[Items from a data source]

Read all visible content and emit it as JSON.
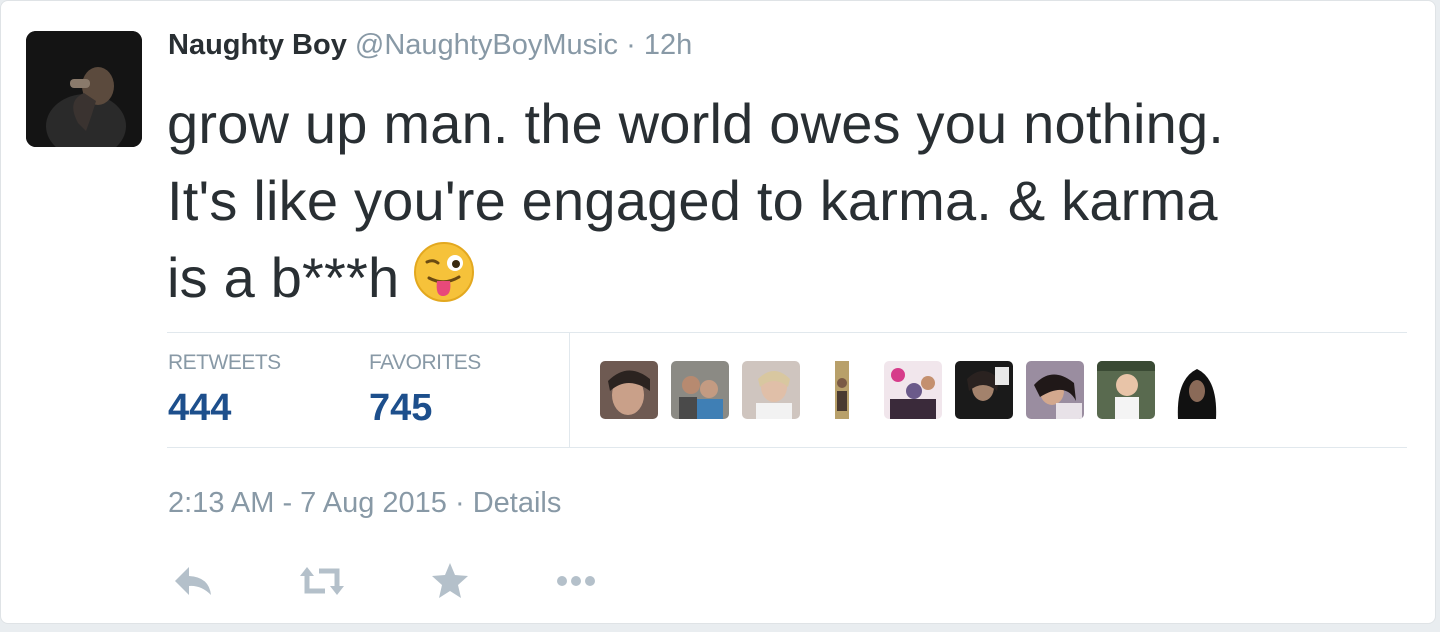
{
  "tweet": {
    "author_name": "Naughty Boy",
    "author_handle": "@NaughtyBoyMusic",
    "separator": "·",
    "relative_time": "12h",
    "text_line1": "grow up man. the world owes you nothing.",
    "text_line2": "It's like you're engaged to karma. & karma",
    "text_line3": "is a b***h"
  },
  "stats": {
    "retweets_label": "RETWEETS",
    "retweets_count": "444",
    "favorites_label": "FAVORITES",
    "favorites_count": "745"
  },
  "footer": {
    "timestamp": "2:13 AM - 7 Aug 2015",
    "separator": "·",
    "details_label": "Details"
  },
  "icons": {
    "emoji": "winking-face-with-tongue-icon",
    "reply": "reply-icon",
    "retweet": "retweet-icon",
    "favorite": "star-icon",
    "more": "more-icon"
  },
  "colors": {
    "name": "#292f33",
    "muted": "#8899a6",
    "count": "#1d4f8c",
    "divider": "#e1e8ed"
  }
}
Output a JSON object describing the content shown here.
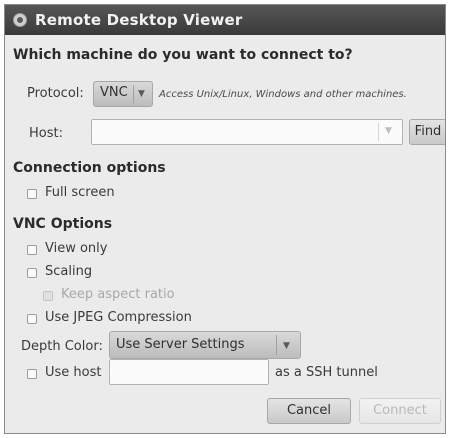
{
  "window": {
    "title": "Remote Desktop Viewer"
  },
  "prompt": "Which machine do you want to connect to?",
  "protocol": {
    "label": "Protocol:",
    "selected": "VNC",
    "description": "Access Unix/Linux, Windows and other machines."
  },
  "host": {
    "label": "Host:",
    "value": "",
    "find_label": "Find"
  },
  "connection_options": {
    "heading": "Connection options",
    "full_screen": {
      "label": "Full screen",
      "checked": false
    }
  },
  "vnc_options": {
    "heading": "VNC Options",
    "view_only": {
      "label": "View only",
      "checked": false
    },
    "scaling": {
      "label": "Scaling",
      "checked": false
    },
    "keep_aspect": {
      "label": "Keep aspect ratio",
      "checked": false,
      "enabled": false
    },
    "jpeg": {
      "label": "Use JPEG Compression",
      "checked": false
    },
    "depth_color": {
      "label": "Depth Color:",
      "selected": "Use Server Settings"
    },
    "ssh": {
      "label": "Use host",
      "value": "",
      "suffix": "as a SSH tunnel",
      "checked": false
    }
  },
  "buttons": {
    "cancel": "Cancel",
    "connect": "Connect"
  }
}
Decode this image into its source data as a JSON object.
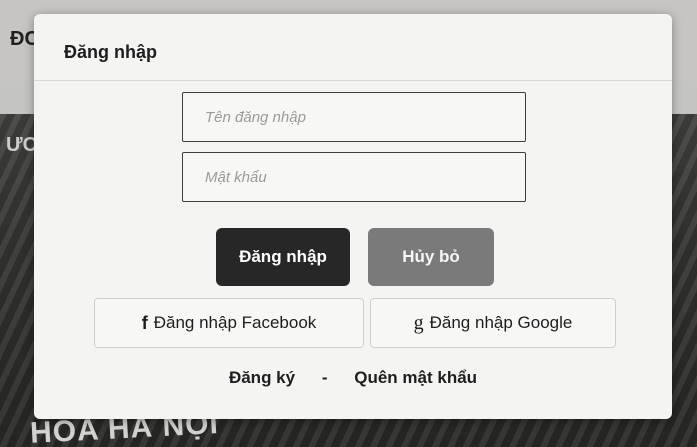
{
  "background": {
    "header_text": "ĐC",
    "banner_left_text": "ƯC",
    "banner_bottom_text": "HOA HÀ NỘI"
  },
  "modal": {
    "title": "Đăng nhập",
    "username_placeholder": "Tên đăng nhập",
    "password_placeholder": "Mật khẩu",
    "login_label": "Đăng nhập",
    "cancel_label": "Hủy bỏ",
    "facebook_icon": "f",
    "facebook_label": "Đăng nhập Facebook",
    "google_icon": "g",
    "google_label": "Đăng nhập Google",
    "register_label": "Đăng ký",
    "separator": "-",
    "forgot_label": "Quên mật khẩu"
  },
  "colors": {
    "primary_button": "#272727",
    "secondary_button": "#7a7a7a",
    "modal_background": "#f4f4f2"
  }
}
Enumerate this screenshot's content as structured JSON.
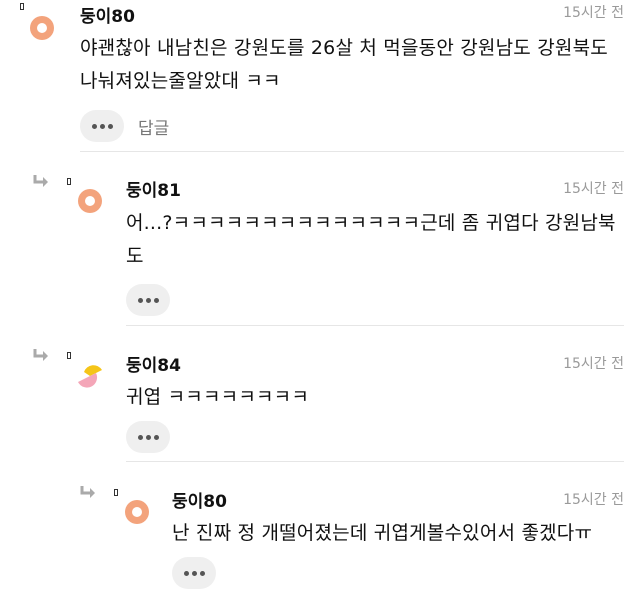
{
  "comments": [
    {
      "nickname": "둥이80",
      "time": "15시간 전",
      "text": "야괜찮아 내남친은 강원도를 26살 처 먹을동안 강원남도 강원북도 나눠져있는줄알았대 ㅋㅋ",
      "reply_label": "답글",
      "avatar_color": "#f3a37c"
    },
    {
      "nickname": "둥이81",
      "time": "15시간 전",
      "text": "어...?ㅋㅋㅋㅋㅋㅋㅋㅋㅋㅋㅋㅋㅋㅋ근데 좀 귀엽다 강원남북도",
      "avatar_color": "#f3a37c"
    },
    {
      "nickname": "둥이84",
      "time": "15시간 전",
      "text": "귀엽 ㅋㅋㅋㅋㅋㅋㅋㅋ",
      "avatar_colors": [
        "#f5c518",
        "#f4a6b8"
      ]
    },
    {
      "nickname": "둥이80",
      "time": "15시간 전",
      "text": "난 진짜 정 개떨어졌는데 귀엽게볼수있어서 좋겠다ㅠ",
      "avatar_color": "#f3a37c"
    }
  ],
  "icons": {
    "more": "more-icon",
    "reply_arrow": "reply-arrow-icon",
    "avatar": "avatar-icon"
  }
}
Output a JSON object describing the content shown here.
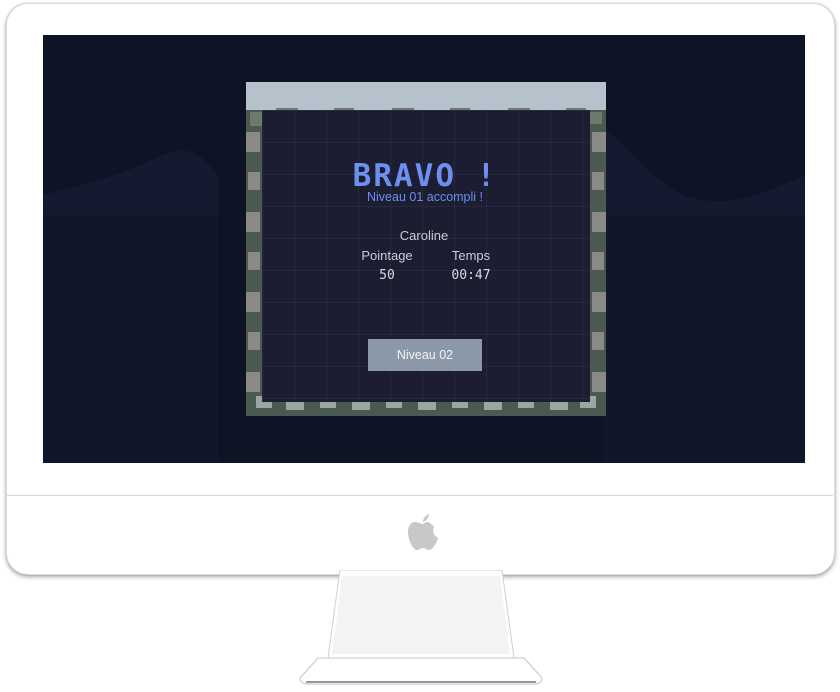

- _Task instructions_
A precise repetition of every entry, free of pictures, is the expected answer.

- _Output of the exercise_
Read all visible content and emit it as JSON.
{
  "tweet": {
    "author_name": "Naughty Boy",
    "author_handle": "@NaughtyBoyMusic",
    "separator": "·",
    "relative_time": "12h",
    "text_line1": "grow up man. the world owes you nothing.",
    "text_line2": "It's like you're engaged to karma. & karma",
    "text_line3": "is a b***h"
  },
  "stats": {
    "retweets_label": "RETWEETS",
    "retweets_count": "444",
    "favorites_label": "FAVORITES",
    "favorites_count": "745"
  },
  "footer": {
    "timestamp": "2:13 AM - 7 Aug 2015",
    "separator": "·",
    "details_label": "Details"
  },
  "icons": {
    "emoji": "winking-face-with-tongue-icon",
    "reply": "reply-icon",
    "retweet": "retweet-icon",
    "favorite": "star-icon",
    "more": "more-icon"
  },
  "colors": {
    "name": "#292f33",
    "muted": "#8899a6",
    "count": "#1d4f8c",
    "divider": "#e1e8ed"
  }
}
Output a JSON object describing the content shown here.
{
  "window": {
    "title": "Remote Desktop Viewer"
  },
  "prompt": "Which machine do you want to connect to?",
  "protocol": {
    "label": "Protocol:",
    "selected": "VNC",
    "description": "Access Unix/Linux, Windows and other machines."
  },
  "host": {
    "label": "Host:",
    "value": "",
    "find_label": "Find"
  },
  "connection_options": {
    "heading": "Connection options",
    "full_screen": {
      "label": "Full screen",
      "checked": false
    }
  },
  "vnc_options": {
    "heading": "VNC Options",
    "view_only": {
      "label": "View only",
      "checked": false
    },
    "scaling": {
      "label": "Scaling",
      "checked": false
    },
    "keep_aspect": {
      "label": "Keep aspect ratio",
      "checked": false,
      "enabled": false
    },
    "jpeg": {
      "label": "Use JPEG Compression",
      "checked": false
    },
    "depth_color": {
      "label": "Depth Color:",
      "selected": "Use Server Settings"
    },
    "ssh": {
      "label": "Use host",
      "value": "",
      "suffix": "as a SSH tunnel",
      "checked": false
    }
  },
  "buttons": {
    "cancel": "Cancel",
    "connect": "Connect"
  }
}
Decode this image into its source data as a JSON object.
{
  "background": {
    "header_text": "ĐC",
    "banner_left_text": "ƯC",
    "banner_bottom_text": "HOA HÀ NỘI"
  },
  "modal": {
    "title": "Đăng nhập",
    "username_placeholder": "Tên đăng nhập",
    "password_placeholder": "Mật khẩu",
    "login_label": "Đăng nhập",
    "cancel_label": "Hủy bỏ",
    "facebook_icon": "f",
    "facebook_label": "Đăng nhập Facebook",
    "google_icon": "g",
    "google_label": "Đăng nhập Google",
    "register_label": "Đăng ký",
    "separator": "-",
    "forgot_label": "Quên mật khẩu"
  },
  "colors": {
    "primary_button": "#272727",
    "secondary_button": "#7a7a7a",
    "modal_background": "#f4f4f2"
  }
}
Enumerate this screenshot's content as structured JSON.
{
  "comments": [
    {
      "nickname": "둥이80",
      "time": "15시간 전",
      "text": "야괜찮아 내남친은 강원도를 26살 처 먹을동안 강원남도 강원북도 나눠져있는줄알았대 ㅋㅋ",
      "reply_label": "답글",
      "avatar_color": "#f3a37c"
    },
    {
      "nickname": "둥이81",
      "time": "15시간 전",
      "text": "어...?ㅋㅋㅋㅋㅋㅋㅋㅋㅋㅋㅋㅋㅋㅋ근데 좀 귀엽다 강원남북도",
      "avatar_color": "#f3a37c"
    },
    {
      "nickname": "둥이84",
      "time": "15시간 전",
      "text": "귀엽 ㅋㅋㅋㅋㅋㅋㅋㅋ",
      "avatar_colors": [
        "#f5c518",
        "#f4a6b8"
      ]
    },
    {
      "nickname": "둥이80",
      "time": "15시간 전",
      "text": "난 진짜 정 개떨어졌는데 귀엽게볼수있어서 좋겠다ㅠ",
      "avatar_color": "#f3a37c"
    }
  ],
  "icons": {
    "more": "more-icon",
    "reply_arrow": "reply-arrow-icon",
    "avatar": "avatar-icon"
  }
}
Output a JSON object describing the content shown here.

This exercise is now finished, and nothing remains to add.